• _DATA RECORDS_

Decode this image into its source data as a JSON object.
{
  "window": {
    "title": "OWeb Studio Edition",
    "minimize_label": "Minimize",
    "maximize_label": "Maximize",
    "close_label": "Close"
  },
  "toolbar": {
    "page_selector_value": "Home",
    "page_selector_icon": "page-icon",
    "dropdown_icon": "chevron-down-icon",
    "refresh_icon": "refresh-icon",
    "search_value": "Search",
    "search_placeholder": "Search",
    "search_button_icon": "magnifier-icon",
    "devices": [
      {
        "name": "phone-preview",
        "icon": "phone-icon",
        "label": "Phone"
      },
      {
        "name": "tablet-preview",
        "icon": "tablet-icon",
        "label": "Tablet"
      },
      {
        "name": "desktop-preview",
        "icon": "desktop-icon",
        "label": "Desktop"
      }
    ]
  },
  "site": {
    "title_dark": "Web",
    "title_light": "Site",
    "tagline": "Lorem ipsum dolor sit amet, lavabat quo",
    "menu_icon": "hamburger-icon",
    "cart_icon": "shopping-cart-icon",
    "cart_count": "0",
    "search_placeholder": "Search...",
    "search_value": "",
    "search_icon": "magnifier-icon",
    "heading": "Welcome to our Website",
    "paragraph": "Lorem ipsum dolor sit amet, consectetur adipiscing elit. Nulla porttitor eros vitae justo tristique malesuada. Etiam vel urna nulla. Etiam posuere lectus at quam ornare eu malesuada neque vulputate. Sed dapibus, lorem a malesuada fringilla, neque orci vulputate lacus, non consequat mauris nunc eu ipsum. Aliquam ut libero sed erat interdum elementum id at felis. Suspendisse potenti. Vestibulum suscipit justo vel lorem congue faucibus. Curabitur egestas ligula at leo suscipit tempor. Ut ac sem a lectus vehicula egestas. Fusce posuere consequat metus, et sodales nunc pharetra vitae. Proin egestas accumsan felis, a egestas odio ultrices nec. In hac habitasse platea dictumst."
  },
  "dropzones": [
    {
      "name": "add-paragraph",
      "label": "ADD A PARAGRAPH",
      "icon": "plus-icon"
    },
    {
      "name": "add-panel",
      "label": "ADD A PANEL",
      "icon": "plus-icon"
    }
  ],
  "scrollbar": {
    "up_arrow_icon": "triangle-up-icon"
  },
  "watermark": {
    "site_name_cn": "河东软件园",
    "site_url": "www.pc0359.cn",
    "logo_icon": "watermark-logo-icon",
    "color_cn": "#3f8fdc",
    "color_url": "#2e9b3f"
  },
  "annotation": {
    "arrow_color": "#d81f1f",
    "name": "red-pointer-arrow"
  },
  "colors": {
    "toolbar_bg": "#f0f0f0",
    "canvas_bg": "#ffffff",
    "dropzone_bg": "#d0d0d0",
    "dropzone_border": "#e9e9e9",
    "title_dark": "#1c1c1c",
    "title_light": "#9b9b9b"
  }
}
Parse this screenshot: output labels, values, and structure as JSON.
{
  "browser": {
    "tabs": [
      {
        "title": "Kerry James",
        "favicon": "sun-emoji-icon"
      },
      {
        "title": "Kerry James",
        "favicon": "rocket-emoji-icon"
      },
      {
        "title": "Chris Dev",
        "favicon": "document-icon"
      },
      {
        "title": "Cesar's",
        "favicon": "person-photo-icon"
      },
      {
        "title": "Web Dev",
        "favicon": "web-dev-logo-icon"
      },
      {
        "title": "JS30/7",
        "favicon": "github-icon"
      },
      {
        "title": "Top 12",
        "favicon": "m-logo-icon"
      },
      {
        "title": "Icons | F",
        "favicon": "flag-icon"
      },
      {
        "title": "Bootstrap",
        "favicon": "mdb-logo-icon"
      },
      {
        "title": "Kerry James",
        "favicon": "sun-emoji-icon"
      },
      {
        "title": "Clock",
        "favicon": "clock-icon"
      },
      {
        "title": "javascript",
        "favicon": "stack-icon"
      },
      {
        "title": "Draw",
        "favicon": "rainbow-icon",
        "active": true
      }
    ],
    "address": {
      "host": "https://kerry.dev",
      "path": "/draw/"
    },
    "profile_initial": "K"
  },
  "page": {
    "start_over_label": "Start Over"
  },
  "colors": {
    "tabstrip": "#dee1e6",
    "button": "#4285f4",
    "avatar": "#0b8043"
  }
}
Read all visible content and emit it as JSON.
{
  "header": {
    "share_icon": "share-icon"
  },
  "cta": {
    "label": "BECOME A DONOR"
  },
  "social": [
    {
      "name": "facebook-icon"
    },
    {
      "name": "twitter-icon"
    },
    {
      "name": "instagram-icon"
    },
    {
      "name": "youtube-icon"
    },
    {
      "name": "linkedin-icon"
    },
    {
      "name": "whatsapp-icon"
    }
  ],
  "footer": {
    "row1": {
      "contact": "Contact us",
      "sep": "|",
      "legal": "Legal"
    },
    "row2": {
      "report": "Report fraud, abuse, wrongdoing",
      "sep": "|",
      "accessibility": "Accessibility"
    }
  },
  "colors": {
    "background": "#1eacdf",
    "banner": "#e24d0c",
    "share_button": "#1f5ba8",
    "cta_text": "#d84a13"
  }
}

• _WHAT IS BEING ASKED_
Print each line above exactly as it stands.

• _REPLY_
Decode this image into its source data as a JSON object.
{
  "window": {
    "title": "OWeb Studio Edition",
    "minimize_label": "Minimize",
    "maximize_label": "Maximize",
    "close_label": "Close"
  },
  "toolbar": {
    "page_selector_value": "Home",
    "page_selector_icon": "page-icon",
    "dropdown_icon": "chevron-down-icon",
    "refresh_icon": "refresh-icon",
    "search_value": "Search",
    "search_placeholder": "Search",
    "search_button_icon": "magnifier-icon",
    "devices": [
      {
        "name": "phone-preview",
        "icon": "phone-icon",
        "label": "Phone"
      },
      {
        "name": "tablet-preview",
        "icon": "tablet-icon",
        "label": "Tablet"
      },
      {
        "name": "desktop-preview",
        "icon": "desktop-icon",
        "label": "Desktop"
      }
    ]
  },
  "site": {
    "title_dark": "Web",
    "title_light": "Site",
    "tagline": "Lorem ipsum dolor sit amet, lavabat quo",
    "menu_icon": "hamburger-icon",
    "cart_icon": "shopping-cart-icon",
    "cart_count": "0",
    "search_placeholder": "Search...",
    "search_value": "",
    "search_icon": "magnifier-icon",
    "heading": "Welcome to our Website",
    "paragraph": "Lorem ipsum dolor sit amet, consectetur adipiscing elit. Nulla porttitor eros vitae justo tristique malesuada. Etiam vel urna nulla. Etiam posuere lectus at quam ornare eu malesuada neque vulputate. Sed dapibus, lorem a malesuada fringilla, neque orci vulputate lacus, non consequat mauris nunc eu ipsum. Aliquam ut libero sed erat interdum elementum id at felis. Suspendisse potenti. Vestibulum suscipit justo vel lorem congue faucibus. Curabitur egestas ligula at leo suscipit tempor. Ut ac sem a lectus vehicula egestas. Fusce posuere consequat metus, et sodales nunc pharetra vitae. Proin egestas accumsan felis, a egestas odio ultrices nec. In hac habitasse platea dictumst."
  },
  "dropzones": [
    {
      "name": "add-paragraph",
      "label": "ADD A PARAGRAPH",
      "icon": "plus-icon"
    },
    {
      "name": "add-panel",
      "label": "ADD A PANEL",
      "icon": "plus-icon"
    }
  ],
  "scrollbar": {
    "up_arrow_icon": "triangle-up-icon"
  },
  "watermark": {
    "site_name_cn": "河东软件园",
    "site_url": "www.pc0359.cn",
    "logo_icon": "watermark-logo-icon",
    "color_cn": "#3f8fdc",
    "color_url": "#2e9b3f"
  },
  "annotation": {
    "arrow_color": "#d81f1f",
    "name": "red-pointer-arrow"
  },
  "colors": {
    "toolbar_bg": "#f0f0f0",
    "canvas_bg": "#ffffff",
    "dropzone_bg": "#d0d0d0",
    "dropzone_border": "#e9e9e9",
    "title_dark": "#1c1c1c",
    "title_light": "#9b9b9b"
  }
}
Parse this screenshot: output labels, values, and structure as JSON.
{
  "browser": {
    "tabs": [
      {
        "title": "Kerry James",
        "favicon": "sun-emoji-icon"
      },
      {
        "title": "Kerry James",
        "favicon": "rocket-emoji-icon"
      },
      {
        "title": "Chris Dev",
        "favicon": "document-icon"
      },
      {
        "title": "Cesar's",
        "favicon": "person-photo-icon"
      },
      {
        "title": "Web Dev",
        "favicon": "web-dev-logo-icon"
      },
      {
        "title": "JS30/7",
        "favicon": "github-icon"
      },
      {
        "title": "Top 12",
        "favicon": "m-logo-icon"
      },
      {
        "title": "Icons | F",
        "favicon": "flag-icon"
      },
      {
        "title": "Bootstrap",
        "favicon": "mdb-logo-icon"
      },
      {
        "title": "Kerry James",
        "favicon": "sun-emoji-icon"
      },
      {
        "title": "Clock",
        "favicon": "clock-icon"
      },
      {
        "title": "javascript",
        "favicon": "stack-icon"
      },
      {
        "title": "Draw",
        "favicon": "rainbow-icon",
        "active": true
      }
    ],
    "address": {
      "host": "https://kerry.dev",
      "path": "/draw/"
    },
    "profile_initial": "K"
  },
  "page": {
    "start_over_label": "Start Over"
  },
  "colors": {
    "tabstrip": "#dee1e6",
    "button": "#4285f4",
    "avatar": "#0b8043"
  }
}
Read all visible content and emit it as JSON.
{
  "header": {
    "share_icon": "share-icon"
  },
  "cta": {
    "label": "BECOME A DONOR"
  },
  "social": [
    {
      "name": "facebook-icon"
    },
    {
      "name": "twitter-icon"
    },
    {
      "name": "instagram-icon"
    },
    {
      "name": "youtube-icon"
    },
    {
      "name": "linkedin-icon"
    },
    {
      "name": "whatsapp-icon"
    }
  ],
  "footer": {
    "row1": {
      "contact": "Contact us",
      "sep": "|",
      "legal": "Legal"
    },
    "row2": {
      "report": "Report fraud, abuse, wrongdoing",
      "sep": "|",
      "accessibility": "Accessibility"
    }
  },
  "colors": {
    "background": "#1eacdf",
    "banner": "#e24d0c",
    "share_button": "#1f5ba8",
    "cta_text": "#d84a13"
  }
}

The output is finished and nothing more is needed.